(October 24, 2017) – Keep Pennsylvania Beautiful today provided testimony to the Pennsylvania Senate Environmental Resources and Energy Committee at a public hearing concerning Senate Bill 800 Waste Electronic Equipment Recovery Act, which seeks to update the Covered Device Recycling Act, urging members to take action to ensure that every resident in the state has access to convenient and affordable trash disposal and recycling.
If passed, the Senate Bill 800 would establish a recovery and management program that includes recycling for certain waste electronic equipment; impose duties on manufacturers and retailers of certain electronic equipment; provide for the powers and duties of the Department of Environmental Protection and for enforcement; establish the Waste Electronic Equipment Fund and the State Default Plan Account; prescribe penalties; and make a related repeal.
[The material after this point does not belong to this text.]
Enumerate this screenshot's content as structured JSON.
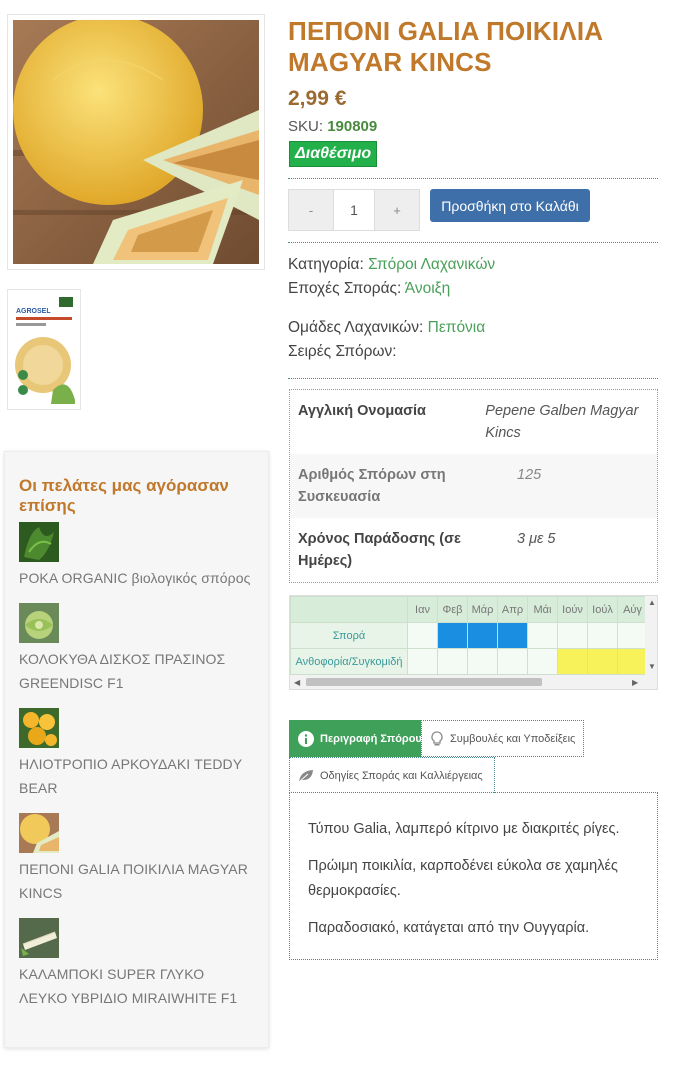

The Covered Device Recycling Act (Act 108), enacted in 2010, prohibits the acceptance of ‘covered devices’ such as televisions, computers, computer monitors and all peripherals, at all PA solid waste facilities. This prohibits residents from putting them out at the curb for pickup. The law also stipulates that recyclers cannot charge a fee to offset the cost of proper disposal as costs for collection, transportation and recycling are to be borne by the manufacturer. A combination of these and other factors has created an imbalance of supply and demand causing many electronics collection programs to shut down leaving a growing number of PA residents without access to recycling options for their outdated electronic consumer goods, particularly old televisions and monitors.
“People have resorted to dumping TVs and other electronic devices illegally on vacant lots, in wooded areas, and over riverbanks. We are finding piles of stripped televisions-carcasses of broken plastic and shards of leaded glass scattered in open fields and on dead-end streets.” Reiter explains. “We know there is less illegal dumping in areas where there is universal access to waste and recycling collection, we know if residents cannot dispose of bulky items at the curb or at a convenient drop off center, public works crews and volunteers are more likely to see them dumped along the roads and over hillsides,” stated Shannon Reiter, President of Keep Pennsylvania Beautiful.
Reiter goes on to explain, “All of this is costing our communities valuable resources and is polluting our environment. Remediation of illegal dumpsites costs $614/ton with the average community cleanup costing $2,947. The illegal dumping of hazardous electronic waste, which often contains lead, cadmium and mercury, poses a threat to public health. The electronics crisis we are facing is only making matters worse.”
Keep Pennsylvania Beautiful works with communities all across the state through a broad network which includes more than 30 county and municipal affiliates and thousands of community partners. In total, more than 2 million volunteers have cleaned up more than 126 million pounds of trash from Pennsylvania roadsides, riverbanks, community parks, vacant lots, rivers and streams. Through various special collection programs, the Keep Pennsylvania Beautiful network has properly disposed of 872,000 tires and recycled more than 4.8 million pounds of electronics.
“Since 1990, our organization has developed a certain level of expertise for cleaning up trash – from roadside litter to 300 ton dumpsites. Our goal, however, isn’t to clean up trash, it is to prevent these materials from being dumped in the first place,” stated Reiter.
About Keep Pennsylvania Beautiful
Keep Pennsylvania Beautiful’s mission is empowering Pennsylvanians to make our communities clean and beautiful. Since 1990, Keep Pennsylvania Beautiful and its volunteers have removed over 126 million pounds of litter from Pennsylvania’s roadways, greenways, parks, forests, and waterways. To learn more about Keep Pennsylvania Beautiful, visit www.keeppabeautiful.org.